I have posted here many times about my quirky home State of Rhode Island and Providence Plantations, particularly the union-controlled legislature, deficit-ridden municipalities, and Democratic hegemony:
- Rhode Island Dem Launches “Let’s Scare Grandma” Tour
- Rhode Island Becoming A Sanctuary State
- Unions Rescued In Rhode Island
- In RI, Public Sector Unions Are The State
- Pension System “Choking The State”
- High Taxes And Union Pensions Are Killing Rhode Island. Duh!
Thanks to readers Tom and James for each e-mailing me a link to this article by Steve Malanga, Rhode Island: A Fiscal Mess Few Care About, which pretty nicely sums up the situation:
Though smaller than its neighbors, Rhode Island very much bears the stamp of Northeastern politics and governing.

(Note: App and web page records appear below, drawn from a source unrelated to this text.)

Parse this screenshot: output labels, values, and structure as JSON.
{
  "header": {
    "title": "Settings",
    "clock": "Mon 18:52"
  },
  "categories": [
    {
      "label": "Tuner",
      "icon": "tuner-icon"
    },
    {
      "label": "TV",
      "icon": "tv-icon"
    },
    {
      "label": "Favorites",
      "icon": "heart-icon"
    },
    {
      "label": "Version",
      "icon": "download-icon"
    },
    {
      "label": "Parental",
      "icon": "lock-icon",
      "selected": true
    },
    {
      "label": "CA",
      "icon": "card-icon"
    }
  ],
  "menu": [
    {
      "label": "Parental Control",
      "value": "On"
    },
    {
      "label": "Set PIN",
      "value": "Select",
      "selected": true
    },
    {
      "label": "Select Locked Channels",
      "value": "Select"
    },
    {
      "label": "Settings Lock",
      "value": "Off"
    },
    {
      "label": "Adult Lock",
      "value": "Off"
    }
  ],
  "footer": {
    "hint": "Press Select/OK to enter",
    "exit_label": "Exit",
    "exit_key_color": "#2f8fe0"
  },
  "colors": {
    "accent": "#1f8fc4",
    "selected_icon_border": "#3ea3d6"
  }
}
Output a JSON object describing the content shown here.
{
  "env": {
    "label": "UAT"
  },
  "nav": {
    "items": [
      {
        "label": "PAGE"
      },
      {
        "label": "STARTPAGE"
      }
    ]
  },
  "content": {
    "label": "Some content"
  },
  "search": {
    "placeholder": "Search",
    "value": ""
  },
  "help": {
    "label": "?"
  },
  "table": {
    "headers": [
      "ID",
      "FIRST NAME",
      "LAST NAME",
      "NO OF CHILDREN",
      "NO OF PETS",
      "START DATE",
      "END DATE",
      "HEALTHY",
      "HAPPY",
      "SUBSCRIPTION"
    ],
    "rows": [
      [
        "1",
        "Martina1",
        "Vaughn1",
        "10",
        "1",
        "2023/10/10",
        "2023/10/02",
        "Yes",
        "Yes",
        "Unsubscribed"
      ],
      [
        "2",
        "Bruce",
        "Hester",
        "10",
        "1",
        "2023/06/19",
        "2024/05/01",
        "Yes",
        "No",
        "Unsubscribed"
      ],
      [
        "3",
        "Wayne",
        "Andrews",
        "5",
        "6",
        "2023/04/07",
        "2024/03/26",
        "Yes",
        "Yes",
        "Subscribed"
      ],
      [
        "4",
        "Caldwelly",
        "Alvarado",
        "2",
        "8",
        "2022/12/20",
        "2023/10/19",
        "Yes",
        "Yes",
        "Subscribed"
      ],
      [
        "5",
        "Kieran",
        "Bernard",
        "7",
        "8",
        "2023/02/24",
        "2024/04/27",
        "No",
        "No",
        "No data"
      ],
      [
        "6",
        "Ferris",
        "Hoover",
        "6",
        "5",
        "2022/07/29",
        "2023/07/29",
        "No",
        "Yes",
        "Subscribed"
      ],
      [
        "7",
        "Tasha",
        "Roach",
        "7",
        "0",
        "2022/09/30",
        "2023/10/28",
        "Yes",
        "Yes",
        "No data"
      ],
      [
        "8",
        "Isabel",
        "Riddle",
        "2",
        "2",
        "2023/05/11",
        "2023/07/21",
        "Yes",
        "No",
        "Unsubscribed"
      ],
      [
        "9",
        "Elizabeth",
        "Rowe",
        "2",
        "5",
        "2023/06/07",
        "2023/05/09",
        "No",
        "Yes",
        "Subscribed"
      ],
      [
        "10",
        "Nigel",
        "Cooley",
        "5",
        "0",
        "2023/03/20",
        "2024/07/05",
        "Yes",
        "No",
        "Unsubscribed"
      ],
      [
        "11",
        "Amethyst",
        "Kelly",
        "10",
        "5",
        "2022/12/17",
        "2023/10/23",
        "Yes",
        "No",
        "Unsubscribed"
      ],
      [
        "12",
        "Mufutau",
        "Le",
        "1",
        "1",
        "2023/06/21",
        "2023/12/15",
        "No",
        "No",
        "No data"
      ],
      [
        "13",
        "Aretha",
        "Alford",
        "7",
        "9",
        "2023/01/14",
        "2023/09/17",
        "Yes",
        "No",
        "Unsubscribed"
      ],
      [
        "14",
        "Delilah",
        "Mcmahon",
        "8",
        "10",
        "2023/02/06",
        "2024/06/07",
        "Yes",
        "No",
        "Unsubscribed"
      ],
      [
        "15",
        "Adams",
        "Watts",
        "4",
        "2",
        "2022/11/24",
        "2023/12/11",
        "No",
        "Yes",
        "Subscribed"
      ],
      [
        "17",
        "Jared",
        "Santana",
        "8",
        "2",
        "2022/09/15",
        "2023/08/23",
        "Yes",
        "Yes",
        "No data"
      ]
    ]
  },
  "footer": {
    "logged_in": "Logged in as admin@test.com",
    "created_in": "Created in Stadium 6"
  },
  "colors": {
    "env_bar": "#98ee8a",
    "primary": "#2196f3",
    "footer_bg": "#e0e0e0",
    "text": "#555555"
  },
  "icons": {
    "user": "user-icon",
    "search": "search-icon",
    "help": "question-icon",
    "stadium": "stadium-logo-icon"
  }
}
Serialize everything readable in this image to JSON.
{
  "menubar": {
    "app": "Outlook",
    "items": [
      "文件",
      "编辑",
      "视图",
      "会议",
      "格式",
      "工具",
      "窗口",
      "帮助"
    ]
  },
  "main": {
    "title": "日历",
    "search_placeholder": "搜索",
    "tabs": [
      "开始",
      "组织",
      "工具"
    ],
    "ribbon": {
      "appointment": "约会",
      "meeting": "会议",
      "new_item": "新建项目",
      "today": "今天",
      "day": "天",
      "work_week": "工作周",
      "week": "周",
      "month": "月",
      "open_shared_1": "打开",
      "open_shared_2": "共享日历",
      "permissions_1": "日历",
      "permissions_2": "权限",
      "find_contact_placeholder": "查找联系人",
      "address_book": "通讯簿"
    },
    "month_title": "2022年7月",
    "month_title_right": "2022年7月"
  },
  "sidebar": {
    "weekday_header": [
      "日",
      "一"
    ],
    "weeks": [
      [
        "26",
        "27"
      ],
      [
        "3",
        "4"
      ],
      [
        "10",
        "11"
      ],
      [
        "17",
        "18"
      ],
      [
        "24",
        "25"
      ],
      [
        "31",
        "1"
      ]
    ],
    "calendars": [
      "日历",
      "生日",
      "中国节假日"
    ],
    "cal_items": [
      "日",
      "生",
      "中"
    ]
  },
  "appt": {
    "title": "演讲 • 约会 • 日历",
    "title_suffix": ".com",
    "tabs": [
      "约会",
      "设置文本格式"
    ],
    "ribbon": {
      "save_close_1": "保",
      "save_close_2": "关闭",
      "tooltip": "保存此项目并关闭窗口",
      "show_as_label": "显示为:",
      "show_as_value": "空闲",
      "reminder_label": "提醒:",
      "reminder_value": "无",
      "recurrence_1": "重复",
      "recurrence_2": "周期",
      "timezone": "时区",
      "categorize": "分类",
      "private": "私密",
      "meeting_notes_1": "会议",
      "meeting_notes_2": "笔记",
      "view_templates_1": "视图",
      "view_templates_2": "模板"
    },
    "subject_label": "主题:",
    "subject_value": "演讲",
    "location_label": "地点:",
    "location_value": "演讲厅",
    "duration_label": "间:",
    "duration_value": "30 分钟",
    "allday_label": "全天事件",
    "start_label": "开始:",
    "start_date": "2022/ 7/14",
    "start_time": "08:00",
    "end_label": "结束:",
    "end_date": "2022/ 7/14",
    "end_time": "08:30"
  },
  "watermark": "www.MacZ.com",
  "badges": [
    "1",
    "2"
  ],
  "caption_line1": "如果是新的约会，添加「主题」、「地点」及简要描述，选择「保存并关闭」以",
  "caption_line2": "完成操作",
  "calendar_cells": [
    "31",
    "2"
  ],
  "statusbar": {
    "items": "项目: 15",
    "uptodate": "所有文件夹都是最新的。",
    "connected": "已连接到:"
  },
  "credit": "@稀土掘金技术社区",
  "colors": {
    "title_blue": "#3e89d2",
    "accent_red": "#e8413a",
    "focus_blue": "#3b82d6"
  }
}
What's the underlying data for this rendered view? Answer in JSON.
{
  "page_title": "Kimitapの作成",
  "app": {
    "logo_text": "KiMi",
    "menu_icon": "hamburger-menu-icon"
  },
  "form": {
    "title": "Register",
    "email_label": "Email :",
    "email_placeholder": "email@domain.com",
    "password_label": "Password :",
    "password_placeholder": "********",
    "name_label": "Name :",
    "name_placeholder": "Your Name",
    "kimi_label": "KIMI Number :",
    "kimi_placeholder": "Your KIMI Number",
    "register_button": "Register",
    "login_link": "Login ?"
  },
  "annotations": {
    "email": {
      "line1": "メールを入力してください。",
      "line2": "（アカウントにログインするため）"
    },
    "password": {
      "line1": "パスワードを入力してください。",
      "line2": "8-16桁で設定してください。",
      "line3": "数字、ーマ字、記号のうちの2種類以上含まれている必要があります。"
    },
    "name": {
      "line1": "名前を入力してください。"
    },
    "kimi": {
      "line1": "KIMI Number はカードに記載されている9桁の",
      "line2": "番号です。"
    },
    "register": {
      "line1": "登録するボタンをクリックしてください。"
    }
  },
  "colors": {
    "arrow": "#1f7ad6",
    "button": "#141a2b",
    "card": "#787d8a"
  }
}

It has the third highest level of public employee unionization in the country, 64 percent, behind New York and Connecticut. Its government is among the top 10 in the nation in per capita spending and in the tax burden it imposes on residents, plus the state has one of the least attractive business environments, according to the Tax Foundation.
Rhode Island’s long-term obligations compare unfavorably with just about any other state, and that’s saying a lot. An evaluation of state finances by the Daily Beast recently ranked Rhode Island the state most likely to go bust because of the combination of its budget deficit, outstanding debt and unfunded pension liabilities relative to economic capacity. Moody’s, which recently issued a report on combined municipal debt and outstanding pension obligations for the states, ranked Rhode Island among the most troubled states on a variety of metrics, including combined liabilities as a percent of GDP and as a percent of state revenues.
While none of this is news to readers of this blog, there was a section of Malanga’s article which was news to me (emphasis mine):
The state’s spendthrift political culture infects its local governments. A recent audit revealed that Rhode Island’s biggest city, Providence, has been spending more than it budgets throughout the recession and depleting its reserve funds in the process, to the point where the city is almost out of cash. Last year alone the city overspent its budget by $13.9 million, bringing its reserve down to just $3.5 million, barely one-tenth of where it should be. The city council has approved borrowing some $48 million this year to cover its deficit.
I don’t think the voters of Providence will attempt to hold the Mayor of Providence during this time period, David Cicilline, responsible for the fact that Providence is almost out of cash. That’s because Cicilline no longer is mayor, and is unlikely to run again.
You see, Rhode Island’s 1st District voters rewarded Cicilline with a promotion. To the United States Congress: